▶ _Data_
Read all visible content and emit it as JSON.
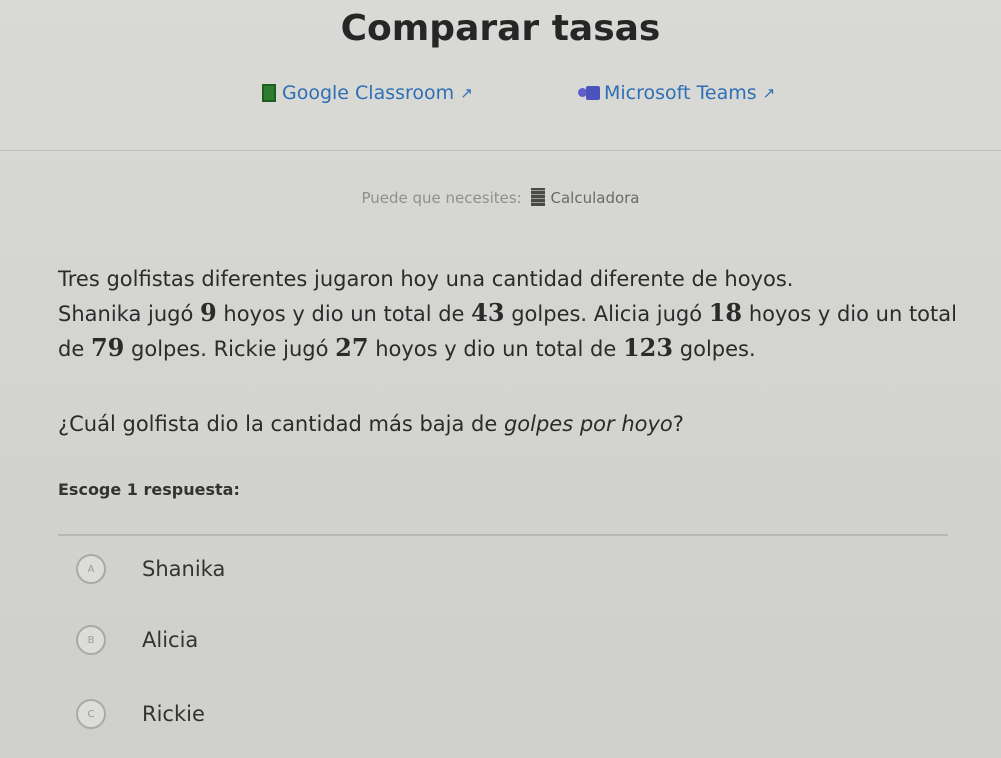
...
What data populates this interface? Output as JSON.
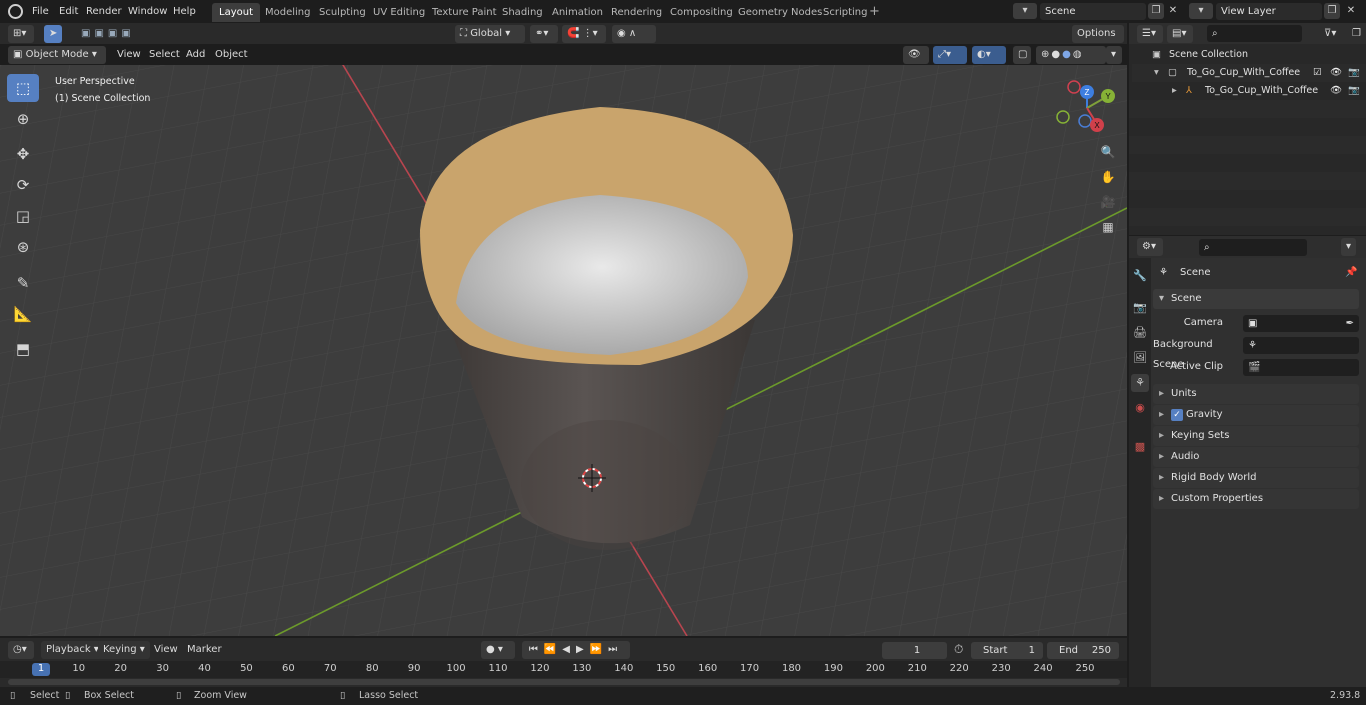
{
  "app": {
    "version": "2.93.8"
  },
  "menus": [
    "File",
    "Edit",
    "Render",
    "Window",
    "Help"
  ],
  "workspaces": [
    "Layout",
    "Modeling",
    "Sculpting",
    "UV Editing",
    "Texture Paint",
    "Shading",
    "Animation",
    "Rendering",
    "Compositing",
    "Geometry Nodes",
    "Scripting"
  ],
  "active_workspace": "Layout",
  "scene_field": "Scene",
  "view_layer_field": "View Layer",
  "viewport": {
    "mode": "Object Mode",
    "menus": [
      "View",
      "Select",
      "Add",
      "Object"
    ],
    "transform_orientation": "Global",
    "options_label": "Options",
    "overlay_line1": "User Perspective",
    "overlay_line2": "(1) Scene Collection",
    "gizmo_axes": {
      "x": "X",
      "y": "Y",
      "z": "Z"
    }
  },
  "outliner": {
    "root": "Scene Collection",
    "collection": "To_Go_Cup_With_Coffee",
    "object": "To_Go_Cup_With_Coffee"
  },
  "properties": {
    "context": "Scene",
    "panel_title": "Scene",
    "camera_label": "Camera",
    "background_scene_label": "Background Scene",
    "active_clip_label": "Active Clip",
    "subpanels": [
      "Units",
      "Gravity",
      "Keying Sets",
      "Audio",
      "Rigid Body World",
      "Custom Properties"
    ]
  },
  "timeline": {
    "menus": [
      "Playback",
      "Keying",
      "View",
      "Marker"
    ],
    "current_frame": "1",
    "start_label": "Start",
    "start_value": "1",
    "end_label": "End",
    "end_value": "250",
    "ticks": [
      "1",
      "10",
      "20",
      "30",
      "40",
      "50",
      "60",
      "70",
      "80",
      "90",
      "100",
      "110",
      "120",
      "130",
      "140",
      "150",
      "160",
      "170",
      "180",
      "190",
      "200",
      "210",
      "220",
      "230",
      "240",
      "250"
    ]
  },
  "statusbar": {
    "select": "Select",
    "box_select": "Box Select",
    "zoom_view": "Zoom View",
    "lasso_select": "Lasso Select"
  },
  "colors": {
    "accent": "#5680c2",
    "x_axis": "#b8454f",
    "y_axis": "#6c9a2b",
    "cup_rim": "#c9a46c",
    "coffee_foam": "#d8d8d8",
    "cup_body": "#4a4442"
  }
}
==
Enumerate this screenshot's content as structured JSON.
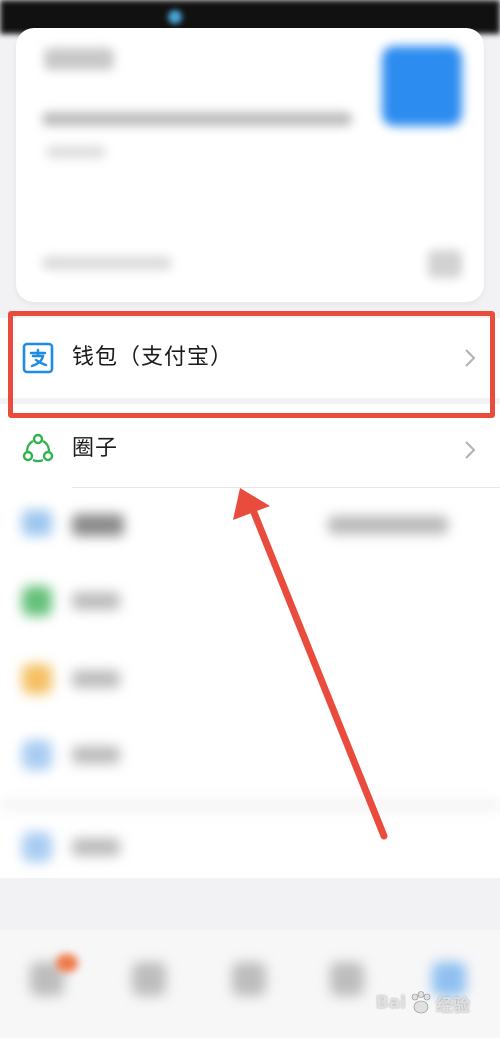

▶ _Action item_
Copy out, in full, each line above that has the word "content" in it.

▶ _Problem solution_
Read all visible content and emit it as JSON.
Enumerate this screenshot's content as structured JSON.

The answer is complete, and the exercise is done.